After Mont Blanc
After enjoying a successful ascent of Mont Blanc, many mountaineers ask ‘where to next in my climbing career?'
Mont Blanc, being the highest mountain in the Alps attracts many thousands of climbers each year. Indeed the mountain is a worthy goal, it is both a challenging and ascetic peak, and ‘ticking the box’ is very satisfying. However, the outdoor wonderland we call the Alps offers endless further opportunities to the mountaineer, which are less obvious but every bit as worthwhile as Mont Blanc. Your next step to explore the Alps gives the opportunity to visit idyllic, unspoilt areas. Many peaks see very few visitors, so climbing is often in pristine environments and the refuges are small and homely.
Here are a few suggestions of ‘what to do after Mont Blanc’:
Oberland 4000ers: This extensive massif, situated in central Switzerland is home of the Eiger, Monch and Jungfrau. Huge glaciers, with protruding rocky summits dominate the landscape. There are many classic 4000ers meter peaks to choose from, all are quiet and remote.
Matterhorn: Needing little introduction, the Matterhorn is a definitive ‘big tick’. A magnificent challenge, but (warning) you are unlikely to find solitude!
Saas 4000ers: There are no less than eighteen 4000m peaks surrounding this area in central Switzerland. Most of the peaks can be ascended without encountering great technical difficulty. This makes Saas the perfect destination for the non-technical climber.
Monterosa 4000ers: Situated on the Swiss Italian border, this spectacular area is the second-highest massif in the Alps. With 22 peaks higher than 4,000 meters, there is an abundance of classic mountaineering objectives. The area is heavily glaciated so most of the climbing is on snow and ice.

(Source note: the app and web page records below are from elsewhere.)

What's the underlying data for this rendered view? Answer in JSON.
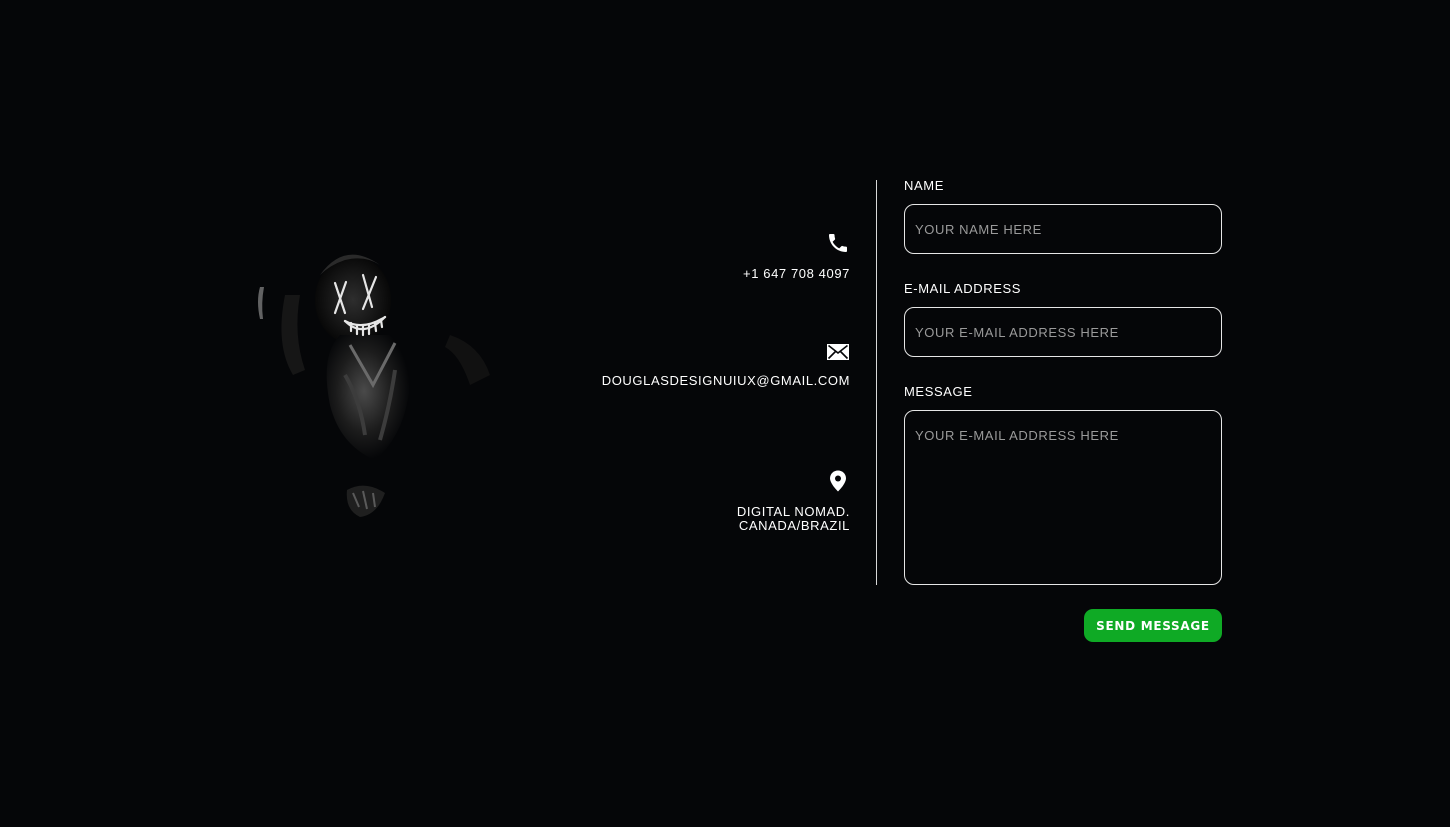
{
  "contact": {
    "phone": {
      "icon": "phone-icon",
      "text": "+1 647 708 4097"
    },
    "email": {
      "icon": "envelope-icon",
      "text": "DOUGLASDESIGNUIUX@GMAIL.COM"
    },
    "location": {
      "icon": "map-pin-icon",
      "line1": "DIGITAL NOMAD.",
      "line2": "CANADA/BRAZIL"
    }
  },
  "form": {
    "name": {
      "label": "NAME",
      "placeholder": "YOUR NAME HERE",
      "value": ""
    },
    "email": {
      "label": "E-MAIL ADDRESS",
      "placeholder": "YOUR E-MAIL ADDRESS HERE",
      "value": ""
    },
    "message": {
      "label": "MESSAGE",
      "placeholder": "YOUR E-MAIL ADDRESS HERE",
      "value": ""
    },
    "submit_label": "SEND MESSAGE"
  },
  "colors": {
    "background": "#050608",
    "accent": "#0faa25",
    "text": "#ffffff",
    "placeholder": "#9a9a9a"
  }
}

Technical Ascents: For those wishing to up their game, we recommend a specialist course to improve climbing skills on both rock and ice. Typical climbs include the impressive rock needle Dent de Geant and the steep ice of the Chere couloir on Mont Blanc du Tacul.
IFMGA / UIAGM / IVBV
The IFMGA / UIAGM / IVBV symbol is the logo of the International Federation of Mountain Guides Association.
Nick, Olly and Matt are all fully-qualified UIAGM Mountain Guides and members of the British Mountain Guides Association.
The International Ski Instructors Association is the world body for professional ski instructors.
The ISIA was formed in 1971 and there are currently 39 member nations representing the very best in ski instruction around the world.